[Source data]

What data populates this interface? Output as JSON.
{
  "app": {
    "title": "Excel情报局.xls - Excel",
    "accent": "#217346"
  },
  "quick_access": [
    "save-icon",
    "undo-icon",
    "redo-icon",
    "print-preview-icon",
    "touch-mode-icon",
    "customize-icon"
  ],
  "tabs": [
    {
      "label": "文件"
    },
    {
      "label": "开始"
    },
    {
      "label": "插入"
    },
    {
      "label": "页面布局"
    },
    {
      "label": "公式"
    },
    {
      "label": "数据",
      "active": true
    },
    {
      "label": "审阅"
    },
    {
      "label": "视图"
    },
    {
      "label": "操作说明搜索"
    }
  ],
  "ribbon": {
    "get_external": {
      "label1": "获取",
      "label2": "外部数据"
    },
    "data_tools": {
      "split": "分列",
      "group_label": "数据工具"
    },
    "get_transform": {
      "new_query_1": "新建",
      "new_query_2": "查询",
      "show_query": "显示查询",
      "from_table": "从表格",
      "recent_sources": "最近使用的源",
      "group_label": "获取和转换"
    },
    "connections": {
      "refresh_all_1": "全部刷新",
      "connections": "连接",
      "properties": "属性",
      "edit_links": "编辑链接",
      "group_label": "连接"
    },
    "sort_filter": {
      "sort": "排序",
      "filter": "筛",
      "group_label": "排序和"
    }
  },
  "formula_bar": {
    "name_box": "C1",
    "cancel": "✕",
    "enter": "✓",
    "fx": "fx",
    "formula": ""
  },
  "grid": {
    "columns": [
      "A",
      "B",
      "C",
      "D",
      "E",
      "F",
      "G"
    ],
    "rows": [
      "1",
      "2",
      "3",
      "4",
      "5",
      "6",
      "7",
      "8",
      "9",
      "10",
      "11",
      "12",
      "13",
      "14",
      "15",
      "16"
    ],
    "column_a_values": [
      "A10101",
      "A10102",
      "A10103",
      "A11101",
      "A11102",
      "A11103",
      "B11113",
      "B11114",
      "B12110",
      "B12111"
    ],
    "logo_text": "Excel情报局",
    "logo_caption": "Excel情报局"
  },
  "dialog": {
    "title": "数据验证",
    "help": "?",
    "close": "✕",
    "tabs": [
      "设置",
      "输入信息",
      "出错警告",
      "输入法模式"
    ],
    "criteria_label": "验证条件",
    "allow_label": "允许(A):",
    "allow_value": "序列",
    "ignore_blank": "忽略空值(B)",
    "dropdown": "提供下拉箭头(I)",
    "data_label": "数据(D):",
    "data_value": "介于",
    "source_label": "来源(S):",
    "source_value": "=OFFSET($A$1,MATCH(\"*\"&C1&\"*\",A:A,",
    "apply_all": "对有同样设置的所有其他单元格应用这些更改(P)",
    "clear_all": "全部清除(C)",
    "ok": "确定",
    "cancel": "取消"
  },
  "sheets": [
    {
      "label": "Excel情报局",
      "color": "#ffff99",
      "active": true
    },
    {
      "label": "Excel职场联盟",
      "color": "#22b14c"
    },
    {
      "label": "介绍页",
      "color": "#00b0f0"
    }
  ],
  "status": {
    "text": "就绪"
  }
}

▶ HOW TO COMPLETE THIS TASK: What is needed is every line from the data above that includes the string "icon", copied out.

▶ FINISHED EXERCISE:
    "save-icon",
    "undo-icon",
    "redo-icon",
    "print-preview-icon",
    "touch-mode-icon",
    "customize-icon"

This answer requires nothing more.